If anybody can save this world she’s a woman and is she pissed pre-fabricated domesticated deformed and suppressed underdressed depressed obsessed with herself seduced made ashamed and treacherous made less.
She will raise her voice in hallelujiah! she will raise her eyes and equal to she will raise her fists if she needs to she will know how.
And she will ask:
How if we waste the children who will lead us shall we endure? Why must they atone for the sins of the fathers who sacrifice to their false gods all life for the sake of pride and poor judgement for who owns what who own nothing who know nothing who would have us murder and destroy them and how many of us to save face to prove whose god is great who owns the night whose mighty fist is biggest?
And she will say:
Let my will be done for a change my ways my means my benevolence my praise my rage my rage.
Aralee Strange was the founder and guiding light of Word of Mouth. The first open mic was held upstairs at the Globe on December 2, 2009. Aralee, a poet and playwright, was born on December 5, 1943 in Macon, Georgia, from where at a young age she moved to Birmingham, Alabama. After living and working in Atlanta, Georgia, Cambridge, Massachusetts, and New York City, Aralee then settled for more than twenty years in Cincinnati, Ohio. In March 2007, she moved to Athens, Georgia, and lived there until her passing on June 15, 2013.
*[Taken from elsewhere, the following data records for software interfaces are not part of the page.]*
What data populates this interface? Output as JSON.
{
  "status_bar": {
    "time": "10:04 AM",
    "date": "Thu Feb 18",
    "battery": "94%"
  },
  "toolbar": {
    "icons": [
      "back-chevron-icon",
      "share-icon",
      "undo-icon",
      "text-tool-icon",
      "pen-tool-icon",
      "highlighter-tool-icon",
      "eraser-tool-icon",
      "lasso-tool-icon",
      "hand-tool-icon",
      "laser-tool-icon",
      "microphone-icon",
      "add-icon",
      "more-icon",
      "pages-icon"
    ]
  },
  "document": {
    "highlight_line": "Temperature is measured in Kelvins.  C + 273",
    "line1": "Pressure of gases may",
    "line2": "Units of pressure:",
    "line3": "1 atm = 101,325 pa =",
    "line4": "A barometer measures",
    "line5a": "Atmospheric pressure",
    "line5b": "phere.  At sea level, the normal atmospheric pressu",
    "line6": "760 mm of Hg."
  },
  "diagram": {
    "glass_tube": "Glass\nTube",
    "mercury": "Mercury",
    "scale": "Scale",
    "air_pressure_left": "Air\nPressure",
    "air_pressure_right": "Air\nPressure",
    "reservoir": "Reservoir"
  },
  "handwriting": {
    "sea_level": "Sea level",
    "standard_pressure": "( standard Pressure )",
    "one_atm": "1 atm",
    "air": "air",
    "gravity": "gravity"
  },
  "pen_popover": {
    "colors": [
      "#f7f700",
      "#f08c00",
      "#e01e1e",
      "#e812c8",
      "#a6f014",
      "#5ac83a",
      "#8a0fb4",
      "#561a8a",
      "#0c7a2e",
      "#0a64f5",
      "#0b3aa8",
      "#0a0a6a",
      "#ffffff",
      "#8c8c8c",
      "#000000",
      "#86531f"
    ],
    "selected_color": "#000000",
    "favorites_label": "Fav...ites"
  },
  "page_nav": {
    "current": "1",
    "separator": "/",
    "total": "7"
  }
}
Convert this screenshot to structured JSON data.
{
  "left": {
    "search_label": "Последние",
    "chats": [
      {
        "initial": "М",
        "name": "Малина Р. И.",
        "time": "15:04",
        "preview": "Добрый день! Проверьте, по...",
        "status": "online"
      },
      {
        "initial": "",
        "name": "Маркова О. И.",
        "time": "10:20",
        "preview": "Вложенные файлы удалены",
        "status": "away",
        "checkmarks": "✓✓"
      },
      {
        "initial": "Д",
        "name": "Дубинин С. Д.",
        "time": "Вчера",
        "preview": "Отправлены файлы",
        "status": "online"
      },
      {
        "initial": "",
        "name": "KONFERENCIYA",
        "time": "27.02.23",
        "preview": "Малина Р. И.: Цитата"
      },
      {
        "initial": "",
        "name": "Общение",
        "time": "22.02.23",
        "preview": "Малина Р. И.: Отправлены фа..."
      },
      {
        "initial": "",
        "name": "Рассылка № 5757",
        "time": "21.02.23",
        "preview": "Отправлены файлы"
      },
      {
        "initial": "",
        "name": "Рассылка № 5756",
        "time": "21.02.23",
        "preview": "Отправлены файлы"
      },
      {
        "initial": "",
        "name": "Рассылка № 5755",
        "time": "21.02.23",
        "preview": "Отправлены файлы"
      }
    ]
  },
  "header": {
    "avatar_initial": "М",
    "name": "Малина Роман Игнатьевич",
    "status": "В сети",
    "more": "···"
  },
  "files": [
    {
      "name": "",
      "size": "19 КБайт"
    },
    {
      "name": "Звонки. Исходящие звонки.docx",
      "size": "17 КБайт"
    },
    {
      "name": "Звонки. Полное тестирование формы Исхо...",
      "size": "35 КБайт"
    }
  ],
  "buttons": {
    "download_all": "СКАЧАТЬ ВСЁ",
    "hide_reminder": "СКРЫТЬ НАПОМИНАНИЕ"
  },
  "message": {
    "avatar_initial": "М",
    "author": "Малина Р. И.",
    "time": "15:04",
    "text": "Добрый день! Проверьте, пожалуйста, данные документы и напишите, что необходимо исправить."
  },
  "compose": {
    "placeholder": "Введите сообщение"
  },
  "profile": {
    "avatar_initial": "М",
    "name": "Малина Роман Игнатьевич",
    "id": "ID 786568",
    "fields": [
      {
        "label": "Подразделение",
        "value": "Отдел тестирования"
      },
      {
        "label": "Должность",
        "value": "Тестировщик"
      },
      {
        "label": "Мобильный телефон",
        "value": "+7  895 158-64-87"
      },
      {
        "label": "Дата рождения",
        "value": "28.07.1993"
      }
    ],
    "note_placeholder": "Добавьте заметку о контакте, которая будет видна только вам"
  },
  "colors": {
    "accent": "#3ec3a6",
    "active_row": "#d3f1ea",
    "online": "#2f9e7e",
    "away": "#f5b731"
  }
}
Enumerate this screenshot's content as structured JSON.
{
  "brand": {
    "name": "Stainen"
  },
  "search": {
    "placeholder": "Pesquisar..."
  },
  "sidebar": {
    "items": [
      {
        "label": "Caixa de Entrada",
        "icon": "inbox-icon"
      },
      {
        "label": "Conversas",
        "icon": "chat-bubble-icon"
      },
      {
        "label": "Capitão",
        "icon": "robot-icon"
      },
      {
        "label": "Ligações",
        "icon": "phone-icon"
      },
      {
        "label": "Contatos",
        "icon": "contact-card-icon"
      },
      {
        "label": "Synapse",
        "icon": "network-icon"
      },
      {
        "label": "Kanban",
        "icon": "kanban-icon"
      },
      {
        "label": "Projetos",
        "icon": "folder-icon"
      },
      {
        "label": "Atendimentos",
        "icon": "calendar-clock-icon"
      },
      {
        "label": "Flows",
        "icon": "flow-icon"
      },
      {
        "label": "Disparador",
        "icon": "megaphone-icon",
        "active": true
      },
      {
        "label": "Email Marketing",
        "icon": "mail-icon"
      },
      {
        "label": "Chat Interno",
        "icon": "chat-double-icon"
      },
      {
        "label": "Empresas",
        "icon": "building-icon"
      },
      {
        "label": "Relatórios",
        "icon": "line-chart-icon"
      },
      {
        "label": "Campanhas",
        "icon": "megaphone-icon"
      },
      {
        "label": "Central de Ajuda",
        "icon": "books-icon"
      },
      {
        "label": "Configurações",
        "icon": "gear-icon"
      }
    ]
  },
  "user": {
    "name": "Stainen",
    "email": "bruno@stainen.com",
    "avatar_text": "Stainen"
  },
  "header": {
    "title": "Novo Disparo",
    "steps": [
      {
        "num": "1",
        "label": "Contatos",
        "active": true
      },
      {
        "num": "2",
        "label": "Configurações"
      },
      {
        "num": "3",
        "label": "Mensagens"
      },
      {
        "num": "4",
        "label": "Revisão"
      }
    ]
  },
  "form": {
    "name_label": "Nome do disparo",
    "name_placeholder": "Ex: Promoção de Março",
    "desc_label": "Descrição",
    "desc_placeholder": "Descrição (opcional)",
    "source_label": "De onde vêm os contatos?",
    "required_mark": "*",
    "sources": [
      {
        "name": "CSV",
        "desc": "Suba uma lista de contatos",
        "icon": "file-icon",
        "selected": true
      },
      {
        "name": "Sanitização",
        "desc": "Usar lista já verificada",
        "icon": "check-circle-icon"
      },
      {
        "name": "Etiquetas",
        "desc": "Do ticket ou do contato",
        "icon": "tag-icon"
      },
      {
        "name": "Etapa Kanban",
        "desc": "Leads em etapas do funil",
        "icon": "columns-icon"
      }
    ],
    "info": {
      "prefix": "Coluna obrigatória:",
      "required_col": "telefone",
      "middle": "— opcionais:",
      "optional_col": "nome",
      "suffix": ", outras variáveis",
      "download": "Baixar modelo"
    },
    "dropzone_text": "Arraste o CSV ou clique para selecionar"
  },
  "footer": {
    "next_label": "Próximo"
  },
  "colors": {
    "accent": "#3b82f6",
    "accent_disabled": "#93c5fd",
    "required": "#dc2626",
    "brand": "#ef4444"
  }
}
THE ROAD ITSELF, the first collection of her work, was published in October 2018 by Dos Madres Press in Cincinnati and is available here.
"The Road Itself rambles through a singular poet’s life and distills the world through her unflinching gaze; its author taking her own measure and the world’s without romantic filters. A 2 a.m. prophet, Strange declares to America, the mean and beautiful,I am an alarm clock / and I am ringing. Even so, there is the medicine of dirt and train song; there is the bandoneon and the saxophone; there is Strange, inviting you, step into the center / shall we dance?” In her life, Aralee drew a circle wherever she lit and pulled in poets from every which way." - Michelle Castleberry